PROMPT: The answer should be each line from the entries below that has the word "this" in it.
═══ RECORDS FOR THE EXERCISE ═══
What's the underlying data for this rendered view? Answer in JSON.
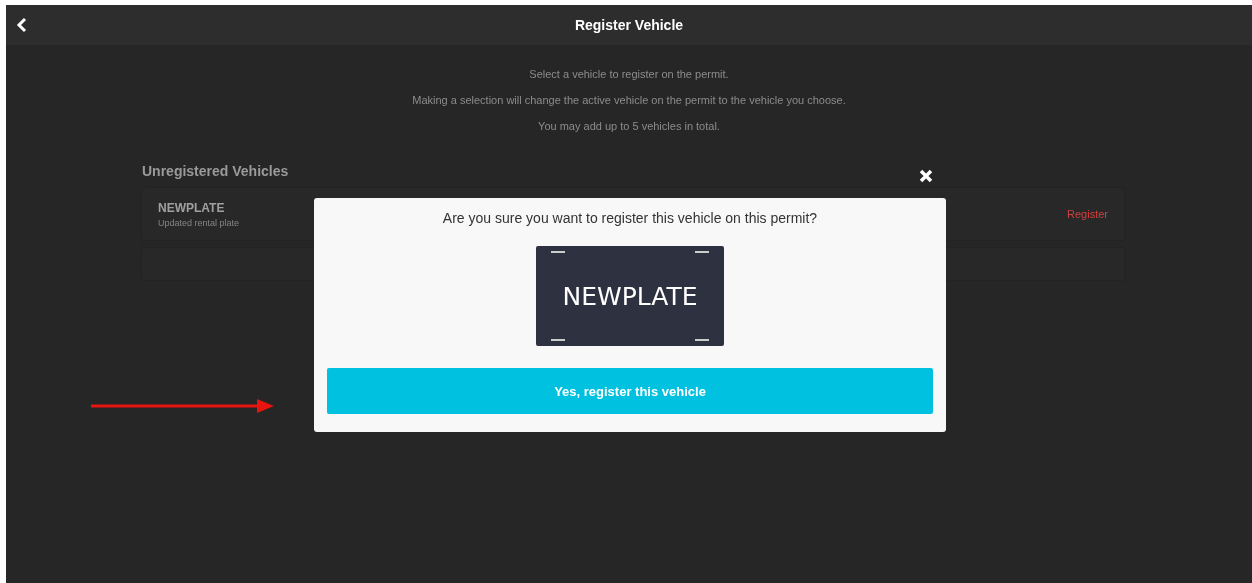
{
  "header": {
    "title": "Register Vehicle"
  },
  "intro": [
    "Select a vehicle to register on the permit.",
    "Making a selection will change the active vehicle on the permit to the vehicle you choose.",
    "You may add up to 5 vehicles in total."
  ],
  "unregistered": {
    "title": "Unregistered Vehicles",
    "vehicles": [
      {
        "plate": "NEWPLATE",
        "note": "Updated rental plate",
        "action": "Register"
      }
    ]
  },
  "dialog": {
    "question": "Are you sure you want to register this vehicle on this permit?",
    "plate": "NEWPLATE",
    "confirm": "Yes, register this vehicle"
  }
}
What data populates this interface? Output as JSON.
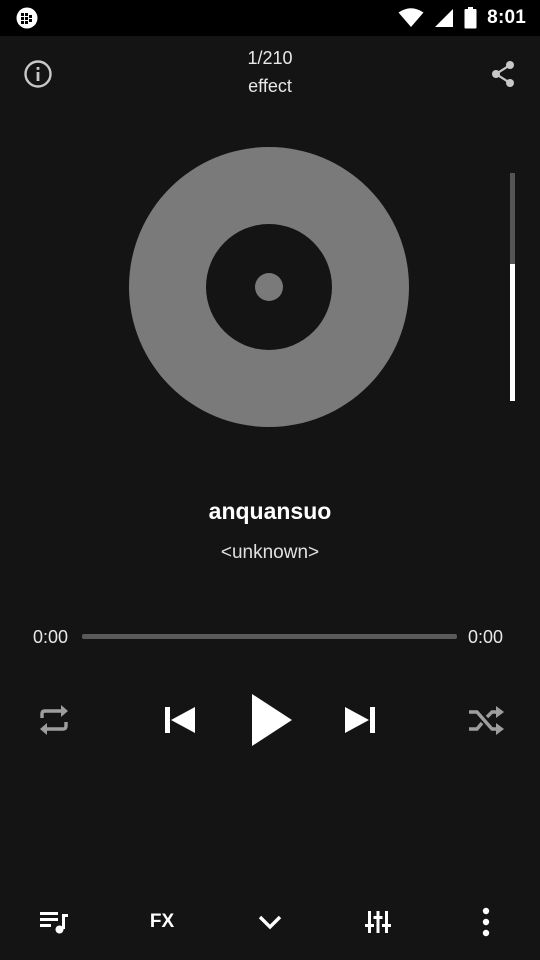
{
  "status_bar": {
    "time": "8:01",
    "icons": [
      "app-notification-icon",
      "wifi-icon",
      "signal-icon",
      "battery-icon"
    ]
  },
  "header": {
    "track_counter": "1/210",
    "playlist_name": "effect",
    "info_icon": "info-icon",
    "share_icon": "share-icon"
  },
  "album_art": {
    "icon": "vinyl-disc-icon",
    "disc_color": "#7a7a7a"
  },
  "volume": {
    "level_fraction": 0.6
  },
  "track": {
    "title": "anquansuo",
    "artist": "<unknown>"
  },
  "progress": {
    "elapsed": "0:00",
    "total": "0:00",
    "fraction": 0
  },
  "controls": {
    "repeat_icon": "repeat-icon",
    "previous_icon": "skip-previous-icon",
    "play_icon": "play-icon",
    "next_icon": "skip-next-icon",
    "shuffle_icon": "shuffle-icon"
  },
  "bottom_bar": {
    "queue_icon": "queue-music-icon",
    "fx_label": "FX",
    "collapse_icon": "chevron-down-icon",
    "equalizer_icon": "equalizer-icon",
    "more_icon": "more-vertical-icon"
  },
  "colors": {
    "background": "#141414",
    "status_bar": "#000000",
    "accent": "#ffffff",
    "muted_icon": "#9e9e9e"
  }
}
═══
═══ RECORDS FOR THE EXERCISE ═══
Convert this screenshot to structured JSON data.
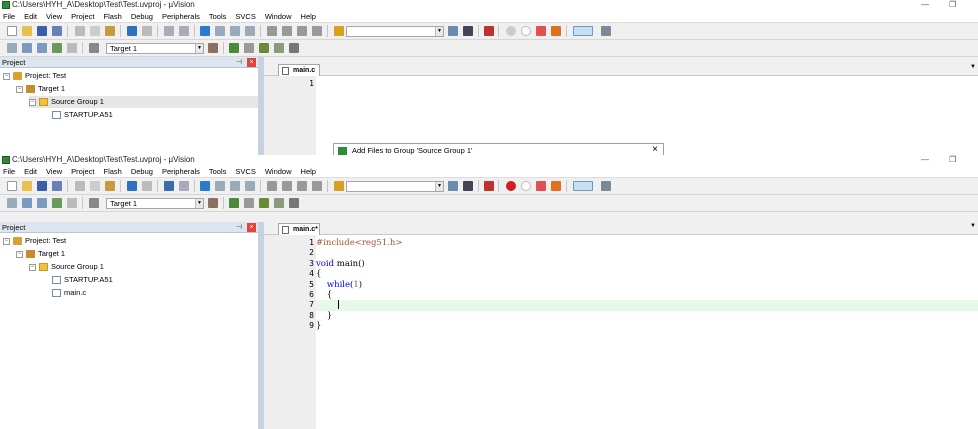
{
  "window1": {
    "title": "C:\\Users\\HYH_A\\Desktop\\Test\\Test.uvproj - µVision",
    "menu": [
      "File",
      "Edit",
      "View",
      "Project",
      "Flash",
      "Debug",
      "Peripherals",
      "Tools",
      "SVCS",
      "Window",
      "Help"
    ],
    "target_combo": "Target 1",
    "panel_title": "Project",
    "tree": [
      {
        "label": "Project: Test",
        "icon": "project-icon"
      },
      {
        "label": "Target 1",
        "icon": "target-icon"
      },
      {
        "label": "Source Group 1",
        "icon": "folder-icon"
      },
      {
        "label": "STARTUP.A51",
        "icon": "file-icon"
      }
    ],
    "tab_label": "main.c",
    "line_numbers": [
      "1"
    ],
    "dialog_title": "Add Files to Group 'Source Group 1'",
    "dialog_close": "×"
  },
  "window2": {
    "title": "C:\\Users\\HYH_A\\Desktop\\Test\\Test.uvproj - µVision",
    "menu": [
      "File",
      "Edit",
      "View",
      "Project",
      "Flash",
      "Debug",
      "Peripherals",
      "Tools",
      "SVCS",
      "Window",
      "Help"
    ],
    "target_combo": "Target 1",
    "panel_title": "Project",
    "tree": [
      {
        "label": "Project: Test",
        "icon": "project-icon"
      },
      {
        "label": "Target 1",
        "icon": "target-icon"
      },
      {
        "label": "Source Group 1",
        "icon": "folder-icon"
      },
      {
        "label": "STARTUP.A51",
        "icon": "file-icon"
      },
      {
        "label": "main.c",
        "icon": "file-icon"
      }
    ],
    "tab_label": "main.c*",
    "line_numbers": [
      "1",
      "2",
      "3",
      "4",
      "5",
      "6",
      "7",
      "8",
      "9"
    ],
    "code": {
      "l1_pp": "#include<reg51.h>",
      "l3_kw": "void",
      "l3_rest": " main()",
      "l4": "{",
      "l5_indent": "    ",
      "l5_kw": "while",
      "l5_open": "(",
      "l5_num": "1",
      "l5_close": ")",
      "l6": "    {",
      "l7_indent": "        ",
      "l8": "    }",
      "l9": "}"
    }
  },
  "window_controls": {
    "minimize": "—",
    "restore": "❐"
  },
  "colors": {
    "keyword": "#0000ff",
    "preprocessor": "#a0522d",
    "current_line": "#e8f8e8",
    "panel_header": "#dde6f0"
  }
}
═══
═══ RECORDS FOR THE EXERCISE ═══
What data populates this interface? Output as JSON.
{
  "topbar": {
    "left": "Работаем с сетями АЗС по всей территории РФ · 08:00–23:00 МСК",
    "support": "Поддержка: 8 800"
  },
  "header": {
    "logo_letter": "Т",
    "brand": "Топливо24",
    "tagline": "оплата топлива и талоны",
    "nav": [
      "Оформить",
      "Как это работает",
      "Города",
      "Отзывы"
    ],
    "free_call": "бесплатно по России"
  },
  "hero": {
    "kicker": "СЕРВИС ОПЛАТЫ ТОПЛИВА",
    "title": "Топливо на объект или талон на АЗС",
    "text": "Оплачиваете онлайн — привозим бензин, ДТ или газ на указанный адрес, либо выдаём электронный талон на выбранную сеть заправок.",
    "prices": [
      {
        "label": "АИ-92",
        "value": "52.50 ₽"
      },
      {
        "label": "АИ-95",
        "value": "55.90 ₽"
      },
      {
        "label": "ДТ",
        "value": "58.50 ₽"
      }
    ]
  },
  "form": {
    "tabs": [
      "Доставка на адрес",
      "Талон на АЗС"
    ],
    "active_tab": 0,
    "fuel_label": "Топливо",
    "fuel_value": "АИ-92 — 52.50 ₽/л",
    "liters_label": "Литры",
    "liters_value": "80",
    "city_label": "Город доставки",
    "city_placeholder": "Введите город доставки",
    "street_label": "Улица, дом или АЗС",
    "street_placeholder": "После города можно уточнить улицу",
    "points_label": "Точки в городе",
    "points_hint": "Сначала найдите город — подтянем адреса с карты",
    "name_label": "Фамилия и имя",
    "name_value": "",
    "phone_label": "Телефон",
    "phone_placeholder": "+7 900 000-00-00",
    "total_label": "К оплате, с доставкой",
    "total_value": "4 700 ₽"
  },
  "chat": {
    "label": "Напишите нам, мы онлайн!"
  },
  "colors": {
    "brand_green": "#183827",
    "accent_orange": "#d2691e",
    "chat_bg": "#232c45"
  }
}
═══
ANSWER BOX:
What's the underlying data for this rendered view? Answer in JSON.
    "question": "Are you sure you want to register this vehicle on this permit?",
    "confirm": "Yes, register this vehicle"
What data populates this interface? Output as JSON.
Convert this screenshot to structured JSON data.
What data populates this interface? Output as JSON.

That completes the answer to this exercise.